At least 178,000 houses have been submerged, nearly 7,000 hectares of crops affected and nearly 690,000 poultry and cattle killed or swept away.

According to media reports and an aid organization, severe floods and landslides triggered by weeks of heavy rainfall have killed at least 105 people in central Vietnam and “flooded” five million people.

About a third of the dead were soldiers whose barracks had been buried in deadly mudslides last week, Reuters news agency reported.

At least 27 people are still missing, the agency said. Among them are 15 construction workers who were also affected by a landslide.

At least 178,000 homes were submerged and nearly 7,000 hectares (17,297 acres) of crops were affected.

Almost 690,000 poultry and farm animals were killed or swept away.

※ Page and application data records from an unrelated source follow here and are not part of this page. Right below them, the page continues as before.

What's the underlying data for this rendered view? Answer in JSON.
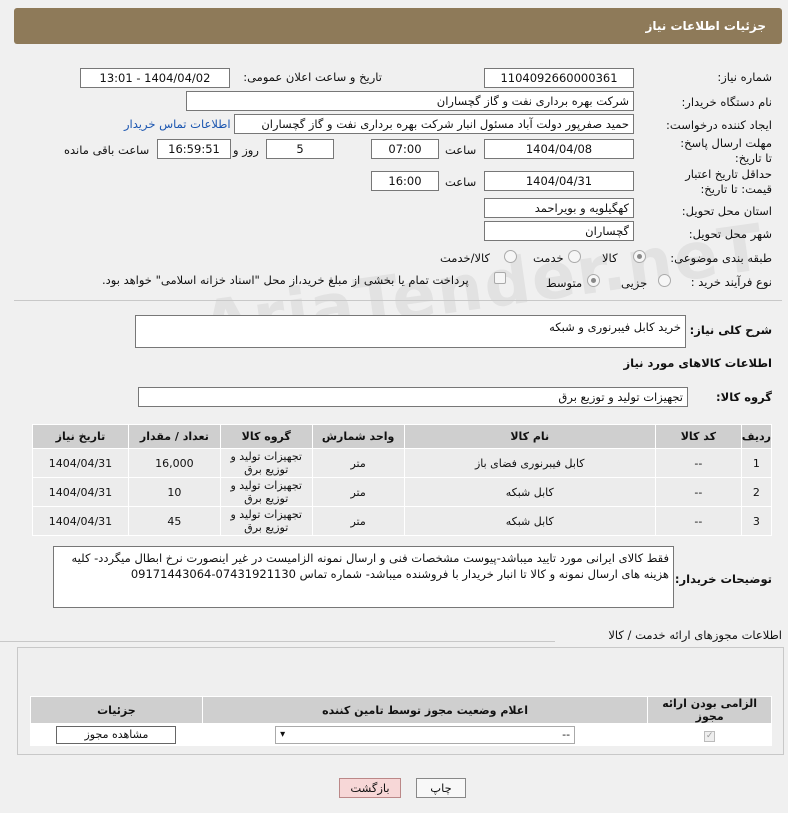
{
  "header": {
    "title": "جزئیات اطلاعات نیاز"
  },
  "form": {
    "need_number_label": "شماره نیاز:",
    "need_number": "1104092660000361",
    "announce_label": "تاریخ و ساعت اعلان عمومی:",
    "announce_value": "1404/04/02 - 13:01",
    "buyer_org_label": "نام دستگاه خریدار:",
    "buyer_org": "شرکت بهره برداری نفت و گاز گچساران",
    "creator_label": "ایجاد کننده درخواست:",
    "creator": "حمید  صفرپور دولت آباد مسئول انبار شرکت بهره برداری نفت و گاز گچساران",
    "contact_link": "اطلاعات تماس خریدار",
    "deadline_label": "مهلت ارسال پاسخ: تا تاریخ:",
    "deadline_date": "1404/04/08",
    "time_label": "ساعت",
    "deadline_time": "07:00",
    "days": "5",
    "days_label": "روز و",
    "remaining_time": "16:59:51",
    "remaining_label": "ساعت باقی مانده",
    "price_validity_label": "حداقل تاریخ اعتبار قیمت: تا تاریخ:",
    "price_validity_date": "1404/04/31",
    "price_validity_time": "16:00",
    "province_label": "استان محل تحویل:",
    "province": "کهگیلویه و بویراحمد",
    "city_label": "شهر محل تحویل:",
    "city": "گچساران",
    "category_label": "طبقه بندی موضوعی:",
    "category_options": [
      "کالا",
      "خدمت",
      "کالا/خدمت"
    ],
    "process_label": "نوع فرآیند خرید :",
    "process_options": [
      "جزیی",
      "متوسط"
    ],
    "payment_note": "پرداخت تمام یا بخشی از مبلغ خرید،از محل \"اسناد خزانه اسلامی\" خواهد بود."
  },
  "description": {
    "label": "شرح کلی نیاز:",
    "value": "خرید کابل فیبرنوری و شبکه"
  },
  "goods_section": {
    "title": "اطلاعات کالاهای مورد نیاز",
    "group_label": "گروه کالا:",
    "group_value": "تجهیزات تولید و توزیع برق"
  },
  "items_table": {
    "headers": [
      "ردیف",
      "کد کالا",
      "نام کالا",
      "واحد شمارش",
      "گروه کالا",
      "تعداد / مقدار",
      "تاریخ نیاز"
    ],
    "rows": [
      [
        "1",
        "--",
        "کابل فیبرنوری فضای باز",
        "متر",
        "تجهیزات تولید و توزیع برق",
        "16,000",
        "1404/04/31"
      ],
      [
        "2",
        "--",
        "کابل شبکه",
        "متر",
        "تجهیزات تولید و توزیع برق",
        "10",
        "1404/04/31"
      ],
      [
        "3",
        "--",
        "کابل شبکه",
        "متر",
        "تجهیزات تولید و توزیع برق",
        "45",
        "1404/04/31"
      ]
    ]
  },
  "buyer_notes": {
    "label": "توضیحات خریدار:",
    "value": "فقط کالای ایرانی مورد تایید میباشد-پیوست مشخصات فنی و ارسال نمونه الزامیست در غیر اینصورت نرخ ابطال میگردد- کلیه هزینه های ارسال نمونه و  کالا  تا انبار خریدار با فروشنده میباشد- شماره تماس 07431921130-09171443064"
  },
  "permits": {
    "title": "اطلاعات مجوزهای ارائه خدمت / کالا",
    "headers": [
      "الزامی بودن ارائه مجوز",
      "اعلام وضعیت مجوز توسط تامین کننده",
      "جزئیات"
    ],
    "select_value": "--",
    "view_button": "مشاهده مجوز"
  },
  "footer": {
    "print_button": "چاپ",
    "back_button": "بازگشت"
  },
  "watermark": "AriaTender.neT",
  "colors": {
    "header_bg": "#8e7a59",
    "link": "#1a55b0",
    "back_button_bg": "#f7d7d7"
  }
}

State television showed people sitting on rooftops waiting for rescue workers to help in Quang Binh province, where floods have blocked roads and cut electricity.

“I haven’t eaten since yesterday,” an elderly woman told VTV from her roof. “We have nothing. No food, no phone. Nothing.”

Army officers carry a body recovered from a landslide in Quang Tri Province [Tran Le Lam/VNA via AP]Nguyen Thi Xuan Thu, president of the Vietnam Red Cross Society, described the floods as “some of the worst we have seen in decades”.

“They are dealing a staggering blow to the livelihoods of millions of people already affected by the troubles caused by the COVID-19 pandemic,” she said in a statement. “Everywhere we look, houses, streets and infrastructure are submerged.”

The International Federation of the Red Cross (IFRC) said five million people were affected by the “catastrophic floods” and hundreds of thousands were in dire need of shelter.

“These floods are the last straw and will bring millions of people further to the verge of poverty,” Christopher Rassi, a senior IFRC official, said in a statement.

Tuesday’s warning came as authorities in Vietnam prepared for another tropical storm.

The Vietnamese weather agency said it expected tropical storm Saudel to hit its central region on Saturday, bringing with it more intense rainfall that could worsen the worst flooding in years.